Letting Them Talk
From the executive editor
After all this time, after all the years he spent distancing himself from Charlotte—the city he stirred into frenzies for reasons both good and bad—after those embarassing days when he was involved in a scandalous court case, after he left town and took our Hornets with him, and after he left the NBA altogether and retreated to Tennessee, the first words out of George Shinn's mouth when he arrived at Charlotte magazine's office for this month's cover shoot were, "I'm sorry."
He was a few minutes late, he explained, because he'd gotten lost trying to find our office from our parking garage (an understandable mishap if you know anything about trying to find our office from our parking garage). And he was sorry for holding up production. "I know y'all have things to do," he said. He jabbered on with this apology stuff three or four times as he made his way down our staircase. His drawl is heavy, as if he's been plucked like a string in Tennessee. His boots clicked as he walked down the stairs.
Then he reached the bottom and looked across the floor at Muggsy Bogues.
They smiled. Shinn walked toward Bogues. This was the first time they'd seen each other since 1997, they'd later agree. And as they greeted each other again 16 years later, the first thing the former owner of the Hornets said to the former star of the Hornets was this:

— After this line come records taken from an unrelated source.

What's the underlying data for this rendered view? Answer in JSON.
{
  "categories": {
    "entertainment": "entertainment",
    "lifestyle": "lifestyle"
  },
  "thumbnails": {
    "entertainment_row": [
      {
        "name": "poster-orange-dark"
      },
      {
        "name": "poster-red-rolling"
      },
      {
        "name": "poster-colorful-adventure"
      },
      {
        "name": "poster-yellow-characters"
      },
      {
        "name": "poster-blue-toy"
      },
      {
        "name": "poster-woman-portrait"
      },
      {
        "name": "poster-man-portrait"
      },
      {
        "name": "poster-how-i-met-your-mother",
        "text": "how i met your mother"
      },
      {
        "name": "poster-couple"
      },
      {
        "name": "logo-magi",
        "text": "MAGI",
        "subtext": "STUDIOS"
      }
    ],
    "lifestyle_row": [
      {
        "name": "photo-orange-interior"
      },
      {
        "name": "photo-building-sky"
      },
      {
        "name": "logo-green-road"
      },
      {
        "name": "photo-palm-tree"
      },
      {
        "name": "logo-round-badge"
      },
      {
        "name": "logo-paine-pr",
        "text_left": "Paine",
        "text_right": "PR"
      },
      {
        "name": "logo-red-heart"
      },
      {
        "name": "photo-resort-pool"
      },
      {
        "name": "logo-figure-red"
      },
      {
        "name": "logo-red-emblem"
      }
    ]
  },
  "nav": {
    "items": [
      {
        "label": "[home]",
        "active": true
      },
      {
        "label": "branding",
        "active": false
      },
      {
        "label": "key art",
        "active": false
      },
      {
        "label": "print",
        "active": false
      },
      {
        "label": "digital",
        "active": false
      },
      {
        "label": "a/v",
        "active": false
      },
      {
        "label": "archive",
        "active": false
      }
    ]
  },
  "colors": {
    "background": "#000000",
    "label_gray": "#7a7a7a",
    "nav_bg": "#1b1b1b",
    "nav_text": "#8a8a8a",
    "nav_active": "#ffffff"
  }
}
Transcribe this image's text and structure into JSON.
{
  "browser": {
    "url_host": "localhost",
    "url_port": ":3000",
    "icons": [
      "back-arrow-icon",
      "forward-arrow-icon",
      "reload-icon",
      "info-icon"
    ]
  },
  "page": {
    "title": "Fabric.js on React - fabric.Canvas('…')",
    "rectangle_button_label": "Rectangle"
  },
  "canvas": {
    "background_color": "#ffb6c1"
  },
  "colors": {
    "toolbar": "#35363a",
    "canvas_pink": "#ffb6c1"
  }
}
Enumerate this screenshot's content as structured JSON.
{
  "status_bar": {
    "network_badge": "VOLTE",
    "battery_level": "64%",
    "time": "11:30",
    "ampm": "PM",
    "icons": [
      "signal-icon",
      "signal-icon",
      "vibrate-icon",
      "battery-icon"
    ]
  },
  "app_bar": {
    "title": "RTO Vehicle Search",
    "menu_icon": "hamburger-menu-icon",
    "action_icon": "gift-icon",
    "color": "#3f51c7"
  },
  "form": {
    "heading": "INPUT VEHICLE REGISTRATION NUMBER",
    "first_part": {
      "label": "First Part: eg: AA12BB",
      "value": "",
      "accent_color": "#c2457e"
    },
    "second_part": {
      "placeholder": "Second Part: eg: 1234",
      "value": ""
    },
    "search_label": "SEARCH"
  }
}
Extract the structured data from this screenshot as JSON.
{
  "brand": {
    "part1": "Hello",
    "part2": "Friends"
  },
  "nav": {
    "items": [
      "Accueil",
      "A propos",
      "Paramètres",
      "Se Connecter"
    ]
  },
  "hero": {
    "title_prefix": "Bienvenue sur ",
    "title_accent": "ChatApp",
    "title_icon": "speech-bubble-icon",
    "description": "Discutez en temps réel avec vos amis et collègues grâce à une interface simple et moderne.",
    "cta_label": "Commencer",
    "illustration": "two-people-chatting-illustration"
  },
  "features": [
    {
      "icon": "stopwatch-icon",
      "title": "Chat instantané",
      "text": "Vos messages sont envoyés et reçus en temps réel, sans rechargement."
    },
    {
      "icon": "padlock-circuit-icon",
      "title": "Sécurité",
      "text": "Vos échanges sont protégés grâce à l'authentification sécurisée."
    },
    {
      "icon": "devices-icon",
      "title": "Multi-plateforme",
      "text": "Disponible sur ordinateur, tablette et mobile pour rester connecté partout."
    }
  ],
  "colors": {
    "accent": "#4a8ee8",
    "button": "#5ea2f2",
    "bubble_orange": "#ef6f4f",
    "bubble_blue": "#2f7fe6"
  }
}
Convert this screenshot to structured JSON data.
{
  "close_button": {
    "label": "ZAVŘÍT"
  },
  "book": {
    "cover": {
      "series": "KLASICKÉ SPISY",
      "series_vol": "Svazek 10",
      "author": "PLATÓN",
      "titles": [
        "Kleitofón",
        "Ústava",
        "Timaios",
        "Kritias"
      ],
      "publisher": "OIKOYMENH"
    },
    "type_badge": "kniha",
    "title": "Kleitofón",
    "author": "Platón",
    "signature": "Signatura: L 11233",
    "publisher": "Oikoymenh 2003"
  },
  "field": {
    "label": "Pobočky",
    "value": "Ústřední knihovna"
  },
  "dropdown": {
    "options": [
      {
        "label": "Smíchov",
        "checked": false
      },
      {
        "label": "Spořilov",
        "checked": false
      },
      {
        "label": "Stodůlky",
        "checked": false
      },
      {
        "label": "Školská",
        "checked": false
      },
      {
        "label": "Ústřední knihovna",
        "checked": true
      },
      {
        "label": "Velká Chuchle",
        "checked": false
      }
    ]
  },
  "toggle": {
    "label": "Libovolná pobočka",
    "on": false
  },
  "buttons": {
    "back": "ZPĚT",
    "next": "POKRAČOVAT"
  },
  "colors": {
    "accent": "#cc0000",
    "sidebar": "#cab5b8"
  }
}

"Dude," Shinn said, "you look good."
It's funny what people say when you let them talk.
We didn't set out to have George Shinn and Muggsy Bogues on the cover of this magazine. It just happened that way. Once we started letting them an the other members of the 1988 Hornets talk, years washed away. Writer Matt Crossman spent a full month tracking down 18 people for the oral history. And in all those conversations with all those people, nobody talked about the bad stuff. All the pain surrounding Shinn taking the Hornets to New Orleans in 2002 became background noise against the larger story–25 years ago, these two short men were at the center of this biggest sports story this town's ever produced, the story of how a basketball team helped launch Charlotte into a major-market city. Our cover is the representation of all of that.
Stories bring people together. This issue contains a few other small moments of reconcilation that happened in the background. Take, for instance, the profile of North Carolina Speaker of the House Thom Tillis. Contributing Editor Greg Lacour makes his political stances known on his blog on our website, Poking the Hornet's Nest, and it's no secret that those opinions don't often line up with Tillis's. But this month, Lacour set out to write a full profile of Tillis. I was skeptical. Tillis's staff was also skeptical. They balked at an interview for several weeks. Then, one day in early September, they told Lacour to come on up to Raleigh. He did, and we're running his 4,300-word profile of one of the most important men in the state.
I had my own small moment of reconciliation. I've never been a fan of oral histories. But this Hornets thing changed my mind. It's little more than a string of quotes, but it's brilliant, framed in a textbook arc, and it taught me something about this city and about people. In nonfiction writing, I suppose, oral histories aren't merely stories that exclude a writer's voice. Instead, when done well, they're like newly baptized versions of the craft, clean and pure and free of outside influence.
Shinn and Bogues shared several of those stories during a photo shoot. A few stand out. But the most memorable part was the whole scene, these two Charlotte icons standing together after 16 years apart, in a staged studio in front of a camera, telling stories they couldn't help but tell.
And with each story, their smiles grew wider and their laughter grew louder against the plain, white backdrop.